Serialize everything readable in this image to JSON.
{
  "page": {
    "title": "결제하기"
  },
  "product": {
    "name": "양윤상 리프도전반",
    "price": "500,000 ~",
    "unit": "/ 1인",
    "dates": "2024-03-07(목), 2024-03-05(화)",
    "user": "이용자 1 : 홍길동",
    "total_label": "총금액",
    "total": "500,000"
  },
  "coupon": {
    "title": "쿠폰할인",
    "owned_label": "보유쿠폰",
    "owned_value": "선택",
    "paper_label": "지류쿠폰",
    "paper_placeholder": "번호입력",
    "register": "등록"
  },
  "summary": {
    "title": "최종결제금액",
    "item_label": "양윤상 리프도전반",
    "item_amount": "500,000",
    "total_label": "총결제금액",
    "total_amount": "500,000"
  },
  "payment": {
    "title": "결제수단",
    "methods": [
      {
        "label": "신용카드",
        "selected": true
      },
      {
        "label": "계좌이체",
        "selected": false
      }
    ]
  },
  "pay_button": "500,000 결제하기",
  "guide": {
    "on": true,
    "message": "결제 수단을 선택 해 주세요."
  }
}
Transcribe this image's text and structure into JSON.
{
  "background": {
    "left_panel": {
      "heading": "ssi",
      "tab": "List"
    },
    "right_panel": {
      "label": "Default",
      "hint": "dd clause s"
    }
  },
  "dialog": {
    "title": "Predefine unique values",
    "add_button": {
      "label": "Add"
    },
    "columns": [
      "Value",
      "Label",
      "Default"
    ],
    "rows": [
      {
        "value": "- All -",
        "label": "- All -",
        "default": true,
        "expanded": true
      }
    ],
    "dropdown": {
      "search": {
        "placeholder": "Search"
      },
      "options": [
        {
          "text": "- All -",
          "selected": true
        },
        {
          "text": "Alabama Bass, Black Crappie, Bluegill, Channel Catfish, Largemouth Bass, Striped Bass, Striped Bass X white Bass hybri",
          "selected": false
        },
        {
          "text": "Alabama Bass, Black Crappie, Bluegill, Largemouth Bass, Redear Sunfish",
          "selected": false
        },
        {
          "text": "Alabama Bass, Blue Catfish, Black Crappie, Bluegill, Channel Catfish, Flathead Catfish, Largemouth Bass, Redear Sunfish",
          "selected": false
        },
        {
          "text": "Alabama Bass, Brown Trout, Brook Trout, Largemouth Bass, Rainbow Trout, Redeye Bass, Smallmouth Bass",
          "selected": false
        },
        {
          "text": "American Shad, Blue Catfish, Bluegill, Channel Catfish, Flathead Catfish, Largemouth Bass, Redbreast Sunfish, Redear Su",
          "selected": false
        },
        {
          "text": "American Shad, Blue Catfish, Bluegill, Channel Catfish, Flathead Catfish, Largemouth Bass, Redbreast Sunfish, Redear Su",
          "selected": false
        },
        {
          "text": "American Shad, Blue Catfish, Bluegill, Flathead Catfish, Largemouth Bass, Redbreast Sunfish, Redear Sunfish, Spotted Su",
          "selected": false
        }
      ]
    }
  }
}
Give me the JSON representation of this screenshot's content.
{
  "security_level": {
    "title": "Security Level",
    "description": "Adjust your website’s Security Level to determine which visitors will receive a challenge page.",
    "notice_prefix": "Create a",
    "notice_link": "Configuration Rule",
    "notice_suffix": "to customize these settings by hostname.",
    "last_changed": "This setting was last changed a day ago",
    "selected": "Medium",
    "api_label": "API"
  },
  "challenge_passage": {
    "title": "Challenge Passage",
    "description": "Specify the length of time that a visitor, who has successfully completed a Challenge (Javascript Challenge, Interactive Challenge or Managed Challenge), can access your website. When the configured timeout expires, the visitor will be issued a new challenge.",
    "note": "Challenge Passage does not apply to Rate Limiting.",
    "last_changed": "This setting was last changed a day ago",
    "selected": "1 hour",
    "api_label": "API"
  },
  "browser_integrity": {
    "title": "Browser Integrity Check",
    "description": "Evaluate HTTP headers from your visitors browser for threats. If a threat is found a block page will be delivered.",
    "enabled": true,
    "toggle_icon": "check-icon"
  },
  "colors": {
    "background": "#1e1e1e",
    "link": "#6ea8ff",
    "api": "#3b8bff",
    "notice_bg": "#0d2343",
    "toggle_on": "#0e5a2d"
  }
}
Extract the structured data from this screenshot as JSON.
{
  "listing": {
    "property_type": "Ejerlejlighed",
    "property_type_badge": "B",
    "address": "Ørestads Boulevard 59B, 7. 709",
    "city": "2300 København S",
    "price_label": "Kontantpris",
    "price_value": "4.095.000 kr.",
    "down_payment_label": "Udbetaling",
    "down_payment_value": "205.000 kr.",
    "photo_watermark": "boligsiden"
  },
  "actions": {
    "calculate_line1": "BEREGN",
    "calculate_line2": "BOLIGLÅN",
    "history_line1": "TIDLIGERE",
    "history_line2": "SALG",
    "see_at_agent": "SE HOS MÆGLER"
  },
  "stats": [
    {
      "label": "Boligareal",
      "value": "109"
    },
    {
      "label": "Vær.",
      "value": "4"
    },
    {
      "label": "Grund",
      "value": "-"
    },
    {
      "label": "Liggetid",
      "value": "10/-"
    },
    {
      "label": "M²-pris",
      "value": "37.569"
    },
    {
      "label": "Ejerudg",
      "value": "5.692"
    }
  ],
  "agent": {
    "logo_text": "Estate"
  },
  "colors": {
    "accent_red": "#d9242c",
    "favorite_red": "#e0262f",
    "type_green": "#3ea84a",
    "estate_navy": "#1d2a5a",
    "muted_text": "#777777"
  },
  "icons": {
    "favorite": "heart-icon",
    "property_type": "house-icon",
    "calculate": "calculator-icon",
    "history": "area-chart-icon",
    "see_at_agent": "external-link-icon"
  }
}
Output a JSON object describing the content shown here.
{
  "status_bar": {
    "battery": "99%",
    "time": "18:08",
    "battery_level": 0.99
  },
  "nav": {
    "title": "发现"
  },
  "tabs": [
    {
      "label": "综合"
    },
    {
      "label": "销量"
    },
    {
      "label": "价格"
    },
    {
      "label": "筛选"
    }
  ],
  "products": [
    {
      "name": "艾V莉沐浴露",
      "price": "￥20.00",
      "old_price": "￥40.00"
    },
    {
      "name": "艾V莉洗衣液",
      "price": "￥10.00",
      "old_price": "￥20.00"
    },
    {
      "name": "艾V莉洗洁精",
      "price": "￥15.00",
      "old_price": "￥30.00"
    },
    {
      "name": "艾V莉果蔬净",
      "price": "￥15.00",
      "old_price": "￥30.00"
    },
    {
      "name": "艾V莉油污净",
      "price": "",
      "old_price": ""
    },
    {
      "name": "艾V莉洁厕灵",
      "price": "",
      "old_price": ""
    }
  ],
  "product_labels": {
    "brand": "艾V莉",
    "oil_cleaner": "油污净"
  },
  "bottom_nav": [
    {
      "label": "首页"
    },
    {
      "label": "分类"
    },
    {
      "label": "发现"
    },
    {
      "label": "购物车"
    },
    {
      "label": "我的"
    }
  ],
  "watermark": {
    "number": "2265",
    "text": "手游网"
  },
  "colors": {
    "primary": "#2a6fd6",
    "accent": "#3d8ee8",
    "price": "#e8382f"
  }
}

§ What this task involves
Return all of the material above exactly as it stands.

§ Solution to this task
Serialize everything readable in this image to JSON.
{
  "page": {
    "title": "결제하기"
  },
  "product": {
    "name": "양윤상 리프도전반",
    "price": "500,000 ~",
    "unit": "/ 1인",
    "dates": "2024-03-07(목), 2024-03-05(화)",
    "user": "이용자 1 : 홍길동",
    "total_label": "총금액",
    "total": "500,000"
  },
  "coupon": {
    "title": "쿠폰할인",
    "owned_label": "보유쿠폰",
    "owned_value": "선택",
    "paper_label": "지류쿠폰",
    "paper_placeholder": "번호입력",
    "register": "등록"
  },
  "summary": {
    "title": "최종결제금액",
    "item_label": "양윤상 리프도전반",
    "item_amount": "500,000",
    "total_label": "총결제금액",
    "total_amount": "500,000"
  },
  "payment": {
    "title": "결제수단",
    "methods": [
      {
        "label": "신용카드",
        "selected": true
      },
      {
        "label": "계좌이체",
        "selected": false
      }
    ]
  },
  "pay_button": "500,000 결제하기",
  "guide": {
    "on": true,
    "message": "결제 수단을 선택 해 주세요."
  }
}
Transcribe this image's text and structure into JSON.
{
  "background": {
    "left_panel": {
      "heading": "ssi",
      "tab": "List"
    },
    "right_panel": {
      "label": "Default",
      "hint": "dd clause s"
    }
  },
  "dialog": {
    "title": "Predefine unique values",
    "add_button": {
      "label": "Add"
    },
    "columns": [
      "Value",
      "Label",
      "Default"
    ],
    "rows": [
      {
        "value": "- All -",
        "label": "- All -",
        "default": true,
        "expanded": true
      }
    ],
    "dropdown": {
      "search": {
        "placeholder": "Search"
      },
      "options": [
        {
          "text": "- All -",
          "selected": true
        },
        {
          "text": "Alabama Bass, Black Crappie, Bluegill, Channel Catfish, Largemouth Bass, Striped Bass, Striped Bass X white Bass hybri",
          "selected": false
        },
        {
          "text": "Alabama Bass, Black Crappie, Bluegill, Largemouth Bass, Redear Sunfish",
          "selected": false
        },
        {
          "text": "Alabama Bass, Blue Catfish, Black Crappie, Bluegill, Channel Catfish, Flathead Catfish, Largemouth Bass, Redear Sunfish",
          "selected": false
        },
        {
          "text": "Alabama Bass, Brown Trout, Brook Trout, Largemouth Bass, Rainbow Trout, Redeye Bass, Smallmouth Bass",
          "selected": false
        },
        {
          "text": "American Shad, Blue Catfish, Bluegill, Channel Catfish, Flathead Catfish, Largemouth Bass, Redbreast Sunfish, Redear Su",
          "selected": false
        },
        {
          "text": "American Shad, Blue Catfish, Bluegill, Channel Catfish, Flathead Catfish, Largemouth Bass, Redbreast Sunfish, Redear Su",
          "selected": false
        },
        {
          "text": "American Shad, Blue Catfish, Bluegill, Flathead Catfish, Largemouth Bass, Redbreast Sunfish, Redear Sunfish, Spotted Su",
          "selected": false
        }
      ]
    }
  }
}
Give me the JSON representation of this screenshot's content.
{
  "security_level": {
    "title": "Security Level",
    "description": "Adjust your website’s Security Level to determine which visitors will receive a challenge page.",
    "notice_prefix": "Create a",
    "notice_link": "Configuration Rule",
    "notice_suffix": "to customize these settings by hostname.",
    "last_changed": "This setting was last changed a day ago",
    "selected": "Medium",
    "api_label": "API"
  },
  "challenge_passage": {
    "title": "Challenge Passage",
    "description": "Specify the length of time that a visitor, who has successfully completed a Challenge (Javascript Challenge, Interactive Challenge or Managed Challenge), can access your website. When the configured timeout expires, the visitor will be issued a new challenge.",
    "note": "Challenge Passage does not apply to Rate Limiting.",
    "last_changed": "This setting was last changed a day ago",
    "selected": "1 hour",
    "api_label": "API"
  },
  "browser_integrity": {
    "title": "Browser Integrity Check",
    "description": "Evaluate HTTP headers from your visitors browser for threats. If a threat is found a block page will be delivered.",
    "enabled": true,
    "toggle_icon": "check-icon"
  },
  "colors": {
    "background": "#1e1e1e",
    "link": "#6ea8ff",
    "api": "#3b8bff",
    "notice_bg": "#0d2343",
    "toggle_on": "#0e5a2d"
  }
}
Extract the structured data from this screenshot as JSON.
{
  "listing": {
    "property_type": "Ejerlejlighed",
    "property_type_badge": "B",
    "address": "Ørestads Boulevard 59B, 7. 709",
    "city": "2300 København S",
    "price_label": "Kontantpris",
    "price_value": "4.095.000 kr.",
    "down_payment_label": "Udbetaling",
    "down_payment_value": "205.000 kr.",
    "photo_watermark": "boligsiden"
  },
  "actions": {
    "calculate_line1": "BEREGN",
    "calculate_line2": "BOLIGLÅN",
    "history_line1": "TIDLIGERE",
    "history_line2": "SALG",
    "see_at_agent": "SE HOS MÆGLER"
  },
  "stats": [
    {
      "label": "Boligareal",
      "value": "109"
    },
    {
      "label": "Vær.",
      "value": "4"
    },
    {
      "label": "Grund",
      "value": "-"
    },
    {
      "label": "Liggetid",
      "value": "10/-"
    },
    {
      "label": "M²-pris",
      "value": "37.569"
    },
    {
      "label": "Ejerudg",
      "value": "5.692"
    }
  ],
  "agent": {
    "logo_text": "Estate"
  },
  "colors": {
    "accent_red": "#d9242c",
    "favorite_red": "#e0262f",
    "type_green": "#3ea84a",
    "estate_navy": "#1d2a5a",
    "muted_text": "#777777"
  },
  "icons": {
    "favorite": "heart-icon",
    "property_type": "house-icon",
    "calculate": "calculator-icon",
    "history": "area-chart-icon",
    "see_at_agent": "external-link-icon"
  }
}
Output a JSON object describing the content shown here.
{
  "status_bar": {
    "battery": "99%",
    "time": "18:08",
    "battery_level": 0.99
  },
  "nav": {
    "title": "发现"
  },
  "tabs": [
    {
      "label": "综合"
    },
    {
      "label": "销量"
    },
    {
      "label": "价格"
    },
    {
      "label": "筛选"
    }
  ],
  "products": [
    {
      "name": "艾V莉沐浴露",
      "price": "￥20.00",
      "old_price": "￥40.00"
    },
    {
      "name": "艾V莉洗衣液",
      "price": "￥10.00",
      "old_price": "￥20.00"
    },
    {
      "name": "艾V莉洗洁精",
      "price": "￥15.00",
      "old_price": "￥30.00"
    },
    {
      "name": "艾V莉果蔬净",
      "price": "￥15.00",
      "old_price": "￥30.00"
    },
    {
      "name": "艾V莉油污净",
      "price": "",
      "old_price": ""
    },
    {
      "name": "艾V莉洁厕灵",
      "price": "",
      "old_price": ""
    }
  ],
  "product_labels": {
    "brand": "艾V莉",
    "oil_cleaner": "油污净"
  },
  "bottom_nav": [
    {
      "label": "首页"
    },
    {
      "label": "分类"
    },
    {
      "label": "发现"
    },
    {
      "label": "购物车"
    },
    {
      "label": "我的"
    }
  ],
  "watermark": {
    "number": "2265",
    "text": "手游网"
  },
  "colors": {
    "primary": "#2a6fd6",
    "accent": "#3d8ee8",
    "price": "#e8382f"
  }
}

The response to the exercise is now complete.